Can a woman have a normal pregnancy after having several miscarriages?
Yes, if it is something to do with the baby or another cause. If it is a genetic or chromosomal cause of the parents, then it is likely to repeat. If it is related to the baby then it is not likely to repeat. This can be found out by examining the material, which we evaluate thoroughly. If it is a uterus or cervical incompetence problem, there are steps that women can take to keep the problem from recurring in the future.
Women go through a lot of trauma and stress while dealing with a miscarriage. What is a good way to counsel women and families who’re going through this?
She should have a good rapport with her doctor. Doctors should also have good empathy and try to help the women in many ways. Lot of counselling is important; we need to boost their morale and try to understand their problems. The woman needs to be mentally and physically prepared for it.
“I first talk to the women before opening any files, then come to a diagnosis and see if I can do anything to help. ”You also specialise in premenopausal problems.
Tell us a little about this.
Premenopausal problems can be looked at in two ways – in rural and in urban areas. In the latter, women approach doctors if there are any issues. However, in rural areas these symptoms are accepted as a way of life. They believe, “I don’t have to go to the doctor.” Some of the symptoms are lot of sweating, feeling warm; they come because of a change in hormones. Suddenly women feel very hot, and then very cold; that’s the first symptom. But the most important thing – apart from mood changes – is that bones and muscles start weakening. Bones, because calcium is important, and when oestrogen levels drop, bones need support. Muscle and join pains are also common. The silent killer is oestoperosis, where bones become brittle and even a slight fall causes problems. Quality of life is affected. Urinary tract problems also are common. In urban areas, vitamin D deficiency is also common. In rural areas, middle aged women neglect their diet, since they don’t have any big goals for themselves once their children leave the home. People should be aware that these are all symptoms that can be addressed.
Any tips on how women can deal with menopause?

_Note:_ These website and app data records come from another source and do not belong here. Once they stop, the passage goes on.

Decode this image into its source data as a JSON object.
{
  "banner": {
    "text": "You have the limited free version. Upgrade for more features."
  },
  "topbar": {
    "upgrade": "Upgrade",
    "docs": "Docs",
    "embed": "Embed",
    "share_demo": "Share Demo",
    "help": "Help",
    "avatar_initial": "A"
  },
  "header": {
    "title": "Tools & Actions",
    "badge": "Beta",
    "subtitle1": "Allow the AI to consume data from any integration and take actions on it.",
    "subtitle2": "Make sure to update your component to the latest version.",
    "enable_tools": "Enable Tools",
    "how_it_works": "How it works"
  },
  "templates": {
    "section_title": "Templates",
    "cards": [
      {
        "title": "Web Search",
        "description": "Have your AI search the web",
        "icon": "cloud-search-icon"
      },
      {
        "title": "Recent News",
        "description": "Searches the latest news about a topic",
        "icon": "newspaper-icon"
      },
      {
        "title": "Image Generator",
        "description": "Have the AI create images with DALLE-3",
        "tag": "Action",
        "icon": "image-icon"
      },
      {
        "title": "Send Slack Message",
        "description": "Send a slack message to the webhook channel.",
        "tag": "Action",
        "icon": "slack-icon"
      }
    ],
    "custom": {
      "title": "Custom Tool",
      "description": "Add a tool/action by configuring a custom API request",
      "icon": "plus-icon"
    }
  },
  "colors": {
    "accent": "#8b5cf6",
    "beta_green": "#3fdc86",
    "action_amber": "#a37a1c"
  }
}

For the premonpausal age group of women, from 35 onwards, it is crucial to improve their habits and make lifestyle changes. More exercise and physical activity is the number one priority. Even if it’s a small thing like dancing at home with music; something that’s feasible. There are 24 hours in a day. It should be possible to give yourself one hour of total me-time to improve your health. Concentrate on physical exercise and mental health. --- as told to Suneela